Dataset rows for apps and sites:
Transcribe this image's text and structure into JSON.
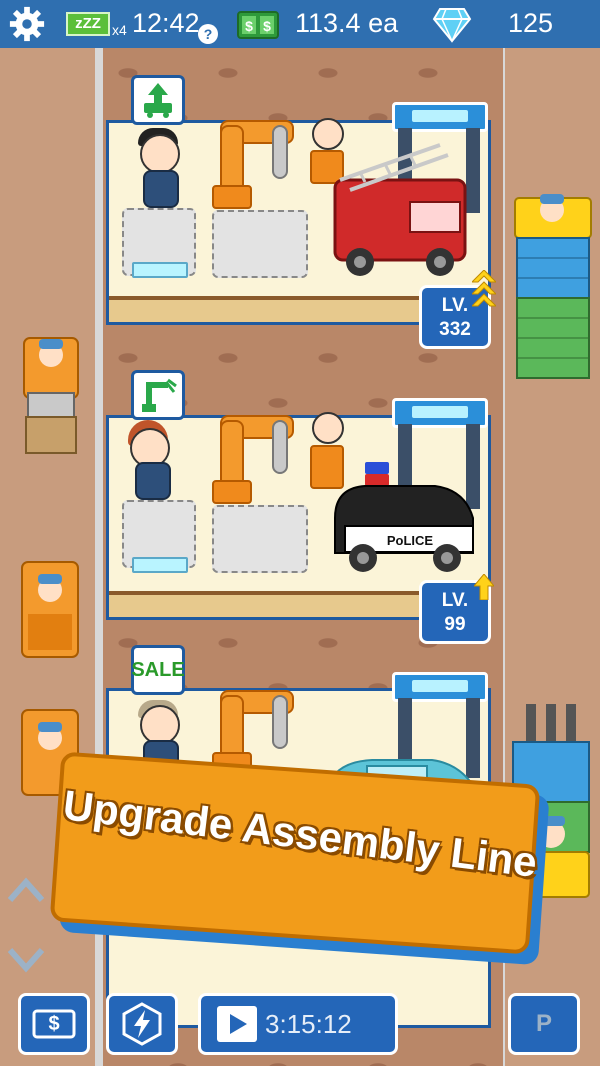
{
  "hud": {
    "sleep_label": "zZZ",
    "sleep_multiplier": "x4",
    "time": "12:42",
    "help_glyph": "?",
    "cash_amount": "113.4 ea",
    "gems_amount": "125",
    "icons": [
      "gear-icon",
      "zzz-icon",
      "question-icon",
      "cash-icon",
      "diamond-icon"
    ]
  },
  "lines": [
    {
      "badge": "upgrade-truck",
      "level_label": "LV.",
      "level_value": "332",
      "vehicle": "fire-truck"
    },
    {
      "badge": "robot-arm-upgrade",
      "level_label": "LV.",
      "level_value": "99",
      "vehicle": "police-car",
      "vehicle_text": "PoLICE"
    },
    {
      "badge_text": "SALE",
      "vehicle": "pickup-truck"
    }
  ],
  "banner": {
    "text": "Upgrade Assembly Line"
  },
  "bottom": {
    "cash_button_glyph": "$",
    "boost_icon": "lightning-icon",
    "video_timer": "3:15:12",
    "right_button_glyph": "P"
  },
  "colors": {
    "hud_blue": "#2f6fb0",
    "panel_border": "#1e5aa0",
    "banner_orange": "#f29c1a",
    "road": "#c89c7e"
  }
}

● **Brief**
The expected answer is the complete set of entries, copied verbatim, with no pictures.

● **Your solution**
Transcribe this image's text and structure into JSON.
{
  "hud": {
    "sleep_label": "zZZ",
    "sleep_multiplier": "x4",
    "time": "12:42",
    "help_glyph": "?",
    "cash_amount": "113.4 ea",
    "gems_amount": "125",
    "icons": [
      "gear-icon",
      "zzz-icon",
      "question-icon",
      "cash-icon",
      "diamond-icon"
    ]
  },
  "lines": [
    {
      "badge": "upgrade-truck",
      "level_label": "LV.",
      "level_value": "332",
      "vehicle": "fire-truck"
    },
    {
      "badge": "robot-arm-upgrade",
      "level_label": "LV.",
      "level_value": "99",
      "vehicle": "police-car",
      "vehicle_text": "PoLICE"
    },
    {
      "badge_text": "SALE",
      "vehicle": "pickup-truck"
    }
  ],
  "banner": {
    "text": "Upgrade Assembly Line"
  },
  "bottom": {
    "cash_button_glyph": "$",
    "boost_icon": "lightning-icon",
    "video_timer": "3:15:12",
    "right_button_glyph": "P"
  },
  "colors": {
    "hud_blue": "#2f6fb0",
    "panel_border": "#1e5aa0",
    "banner_orange": "#f29c1a",
    "road": "#c89c7e"
  }
}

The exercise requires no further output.